* [EXERCISE REQUIREMENTS] From the first line to the last, retype the data below exactly.

Data extracted from a collection:
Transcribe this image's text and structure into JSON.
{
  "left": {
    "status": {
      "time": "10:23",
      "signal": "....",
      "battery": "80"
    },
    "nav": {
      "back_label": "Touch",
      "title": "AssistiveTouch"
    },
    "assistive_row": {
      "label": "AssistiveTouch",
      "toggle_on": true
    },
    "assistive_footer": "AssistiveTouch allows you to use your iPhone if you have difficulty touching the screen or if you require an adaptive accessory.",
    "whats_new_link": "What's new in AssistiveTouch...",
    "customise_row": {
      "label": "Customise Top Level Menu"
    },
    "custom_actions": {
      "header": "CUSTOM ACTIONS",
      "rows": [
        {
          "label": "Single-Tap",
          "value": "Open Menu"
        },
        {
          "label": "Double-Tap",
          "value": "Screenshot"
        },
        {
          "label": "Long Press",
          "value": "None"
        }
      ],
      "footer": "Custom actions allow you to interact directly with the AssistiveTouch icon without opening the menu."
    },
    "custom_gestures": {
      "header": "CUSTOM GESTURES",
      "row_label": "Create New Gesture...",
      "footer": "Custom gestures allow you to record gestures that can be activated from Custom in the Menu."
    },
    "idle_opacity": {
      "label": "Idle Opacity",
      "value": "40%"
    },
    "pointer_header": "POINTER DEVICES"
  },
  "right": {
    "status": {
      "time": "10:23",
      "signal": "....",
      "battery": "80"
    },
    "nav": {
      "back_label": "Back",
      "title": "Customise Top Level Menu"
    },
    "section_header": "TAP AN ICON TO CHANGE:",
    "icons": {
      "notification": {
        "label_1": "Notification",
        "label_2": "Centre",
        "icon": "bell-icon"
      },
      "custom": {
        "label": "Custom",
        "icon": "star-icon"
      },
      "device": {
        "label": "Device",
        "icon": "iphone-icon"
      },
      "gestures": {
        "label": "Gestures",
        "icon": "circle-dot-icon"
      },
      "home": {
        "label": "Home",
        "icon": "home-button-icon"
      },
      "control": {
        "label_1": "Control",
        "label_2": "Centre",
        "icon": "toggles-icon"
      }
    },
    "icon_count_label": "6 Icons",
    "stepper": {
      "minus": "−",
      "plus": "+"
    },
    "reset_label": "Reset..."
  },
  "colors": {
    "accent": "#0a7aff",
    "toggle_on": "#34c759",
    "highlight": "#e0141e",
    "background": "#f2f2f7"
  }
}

* [ANSWER SECTION]
Transcribe this image's text and structure into JSON.
{
  "left": {
    "status": {
      "time": "10:23",
      "signal": "....",
      "battery": "80"
    },
    "nav": {
      "back_label": "Touch",
      "title": "AssistiveTouch"
    },
    "assistive_row": {
      "label": "AssistiveTouch",
      "toggle_on": true
    },
    "assistive_footer": "AssistiveTouch allows you to use your iPhone if you have difficulty touching the screen or if you require an adaptive accessory.",
    "whats_new_link": "What's new in AssistiveTouch...",
    "customise_row": {
      "label": "Customise Top Level Menu"
    },
    "custom_actions": {
      "header": "CUSTOM ACTIONS",
      "rows": [
        {
          "label": "Single-Tap",
          "value": "Open Menu"
        },
        {
          "label": "Double-Tap",
          "value": "Screenshot"
        },
        {
          "label": "Long Press",
          "value": "None"
        }
      ],
      "footer": "Custom actions allow you to interact directly with the AssistiveTouch icon without opening the menu."
    },
    "custom_gestures": {
      "header": "CUSTOM GESTURES",
      "row_label": "Create New Gesture...",
      "footer": "Custom gestures allow you to record gestures that can be activated from Custom in the Menu."
    },
    "idle_opacity": {
      "label": "Idle Opacity",
      "value": "40%"
    },
    "pointer_header": "POINTER DEVICES"
  },
  "right": {
    "status": {
      "time": "10:23",
      "signal": "....",
      "battery": "80"
    },
    "nav": {
      "back_label": "Back",
      "title": "Customise Top Level Menu"
    },
    "section_header": "TAP AN ICON TO CHANGE:",
    "icons": {
      "notification": {
        "label_1": "Notification",
        "label_2": "Centre",
        "icon": "bell-icon"
      },
      "custom": {
        "label": "Custom",
        "icon": "star-icon"
      },
      "device": {
        "label": "Device",
        "icon": "iphone-icon"
      },
      "gestures": {
        "label": "Gestures",
        "icon": "circle-dot-icon"
      },
      "home": {
        "label": "Home",
        "icon": "home-button-icon"
      },
      "control": {
        "label_1": "Control",
        "label_2": "Centre",
        "icon": "toggles-icon"
      }
    },
    "icon_count_label": "6 Icons",
    "stepper": {
      "minus": "−",
      "plus": "+"
    },
    "reset_label": "Reset..."
  },
  "colors": {
    "accent": "#0a7aff",
    "toggle_on": "#34c759",
    "highlight": "#e0141e",
    "background": "#f2f2f7"
  }
}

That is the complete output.